Jordan on Wednesday opened an investigation into a seven-billion-dollar housing project for low-income citizens after calls by MPs to probe the scheme over suspected corruption.
"Prime Minister Maaruf Bakhit today referred the case of the 'Decent Home for Decent Living' project to the anti-corruption commission to examine it and do what is necessary," the state-run Petra news agency reported without elaborating.
The five-year plan launched in 2008 is aimed at building 100,000 homes in northern, central and southern parts of Jordan, according to the government.
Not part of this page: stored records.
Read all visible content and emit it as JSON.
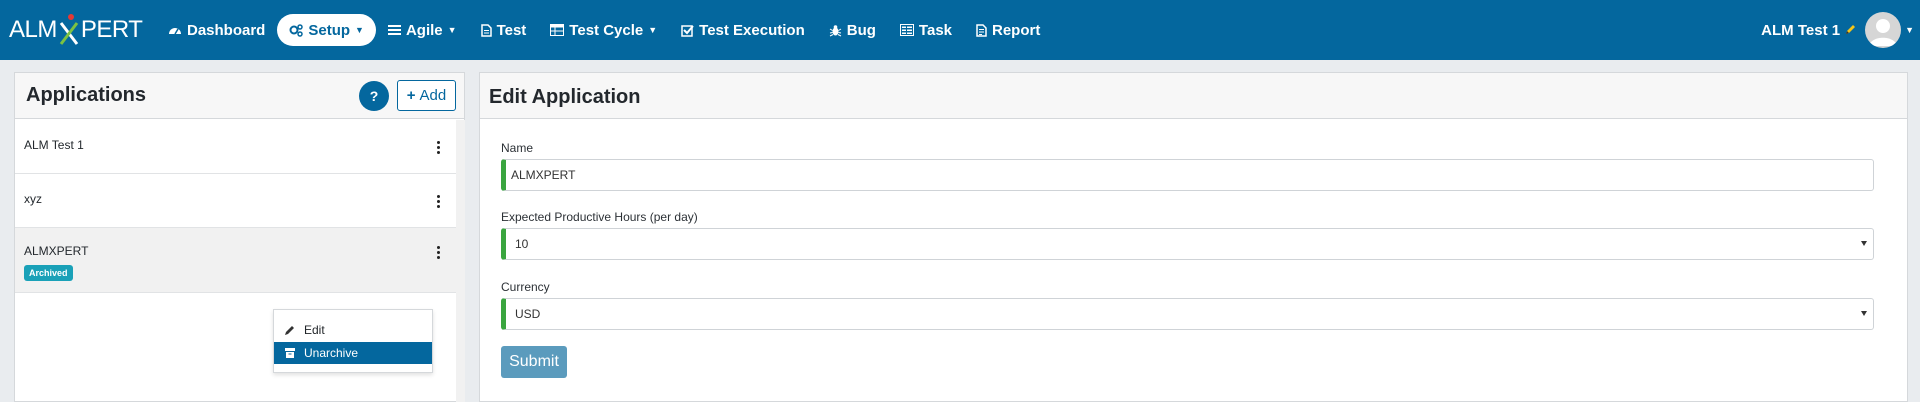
{
  "brand": {
    "logo_left": "ALM",
    "logo_right": "PERT"
  },
  "nav": {
    "items": [
      {
        "label": "Dashboard",
        "icon": "dashboard-icon",
        "caret": false,
        "active": false
      },
      {
        "label": "Setup",
        "icon": "cogs-icon",
        "caret": true,
        "active": true
      },
      {
        "label": "Agile",
        "icon": "list-icon",
        "caret": true,
        "active": false
      },
      {
        "label": "Test",
        "icon": "file-icon",
        "caret": false,
        "active": false
      },
      {
        "label": "Test Cycle",
        "icon": "table-icon",
        "caret": true,
        "active": false
      },
      {
        "label": "Test Execution",
        "icon": "check-square-icon",
        "caret": false,
        "active": false
      },
      {
        "label": "Bug",
        "icon": "bug-icon",
        "caret": false,
        "active": false
      },
      {
        "label": "Task",
        "icon": "tasks-icon",
        "caret": false,
        "active": false
      },
      {
        "label": "Report",
        "icon": "report-icon",
        "caret": false,
        "active": false
      }
    ],
    "user_name": "ALM Test 1"
  },
  "applications": {
    "title": "Applications",
    "help_label": "?",
    "add_label": "Add",
    "items": [
      {
        "name": "ALM Test 1"
      },
      {
        "name": "xyz"
      },
      {
        "name": "ALMXPERT",
        "badge": "Archived"
      }
    ],
    "menu": {
      "edit": "Edit",
      "unarchive": "Unarchive"
    }
  },
  "edit_form": {
    "title": "Edit Application",
    "name_label": "Name",
    "name_value": "ALMXPERT",
    "hours_label": "Expected Productive Hours (per day)",
    "hours_value": "10",
    "currency_label": "Currency",
    "currency_value": "USD",
    "submit_label": "Submit"
  },
  "colors": {
    "primary": "#04679e",
    "valid": "#3aa53f",
    "badge": "#1aa1b8",
    "submit": "#5b9bbd"
  }
}
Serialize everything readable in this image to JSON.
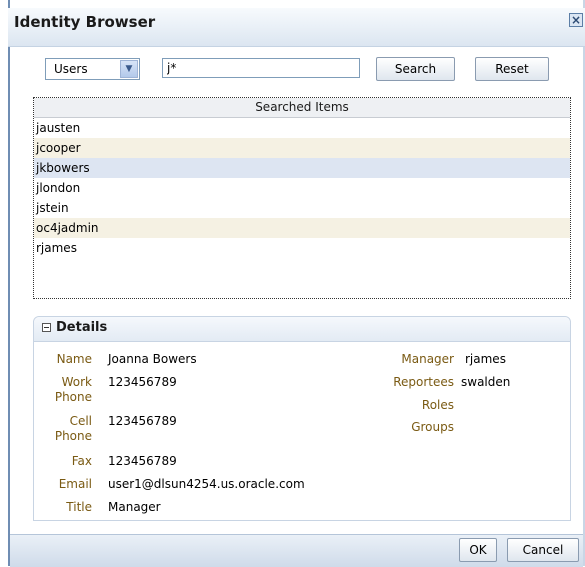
{
  "dialog": {
    "title": "Identity Browser",
    "close_label": "×"
  },
  "search": {
    "type_selected": "Users",
    "query": "j*",
    "search_label": "Search",
    "reset_label": "Reset"
  },
  "results": {
    "header": "Searched Items",
    "items": [
      "jausten",
      "jcooper",
      "jkbowers",
      "jlondon",
      "jstein",
      "oc4jadmin",
      "rjames"
    ],
    "selected_index": 2
  },
  "details": {
    "title": "Details",
    "name_label": "Name",
    "name": "Joanna Bowers",
    "work_phone_label_1": "Work",
    "work_phone_label_2": "Phone",
    "work_phone": "123456789",
    "cell_phone_label_1": "Cell",
    "cell_phone_label_2": "Phone",
    "cell_phone": "123456789",
    "fax_label": "Fax",
    "fax": "123456789",
    "email_label": "Email",
    "email": "user1@dlsun4254.us.oracle.com",
    "title_label": "Title",
    "title_value": "Manager",
    "manager_label": "Manager",
    "manager": "rjames",
    "reportees_label": "Reportees",
    "reportees": "swalden",
    "roles_label": "Roles",
    "roles": "",
    "groups_label": "Groups",
    "groups": ""
  },
  "footer": {
    "ok_label": "OK",
    "cancel_label": "Cancel"
  }
}
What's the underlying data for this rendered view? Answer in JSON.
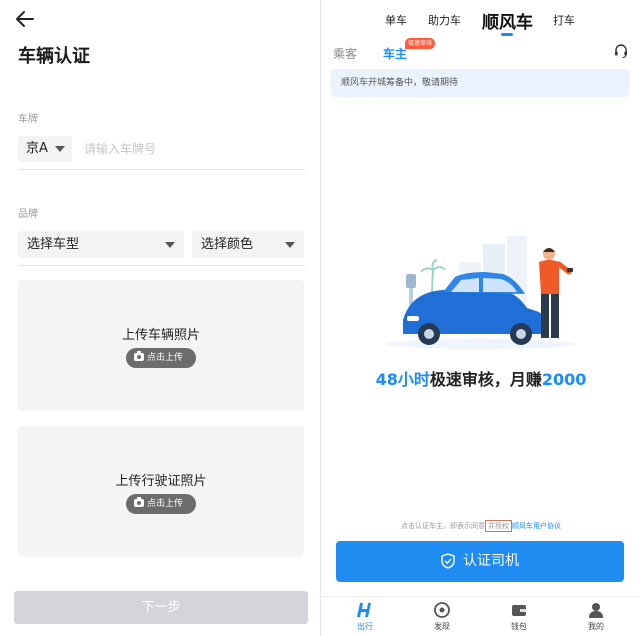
{
  "left": {
    "title": "车辆认证",
    "plate_label": "车牌",
    "plate_prefix": "京A",
    "plate_placeholder": "请输入车牌号",
    "brand_label": "品牌",
    "car_model_select": "选择车型",
    "color_select": "选择颜色",
    "vehicle_photo_title": "上传车辆照片",
    "vehicle_photo_button": "点击上传",
    "license_photo_title": "上传行驶证照片",
    "license_photo_button": "点击上传",
    "next_button": "下一步"
  },
  "right": {
    "top_tabs": [
      {
        "label": "单车"
      },
      {
        "label": "助力车"
      },
      {
        "label": "顺风车"
      },
      {
        "label": "打车"
      }
    ],
    "role_tabs": {
      "passenger": "乘客",
      "owner": "车主"
    },
    "role_badge": "极速审核",
    "notice": "顺风车开城筹备中，敬请期待",
    "promo": {
      "hours": "48小时",
      "text1": "极速审核，月赚",
      "amount": "2000"
    },
    "agreement": {
      "prefix": "点击认证车主，即表示同意",
      "boxed": "并授权",
      "link": "顺风车用户协议"
    },
    "cert_button": "认证司机",
    "bottom_nav": [
      {
        "label": "出行",
        "icon": "h-logo-icon"
      },
      {
        "label": "发现",
        "icon": "compass-icon"
      },
      {
        "label": "钱包",
        "icon": "wallet-icon"
      },
      {
        "label": "我的",
        "icon": "person-icon"
      }
    ],
    "colors": {
      "accent": "#1a8cff",
      "button": "#1f8cf2",
      "badge": "#ff5a3c",
      "notice_bg": "#eaf3fd"
    }
  }
}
Each would be sold for about US$33,000 dollars, in 240 installments.
Deputies this month demanded the government investigate the scheme, saying "there is a lot of fuss and corruption allegations" about it, as well as "technical problems and errors" related to the infrastructure and the quality of the apartments.
Jordanians have been demonstrating since January to demand political and economic reforms, calling for an end to graft and for officials suspected of corruption to be put on trial, regardless of their rank.
Poverty levels are running at 25 per cent in the kingdom of more than six million people, while unemployment is about 14 per cent, although unofficial estimates put the jobless figure at 30 per cent.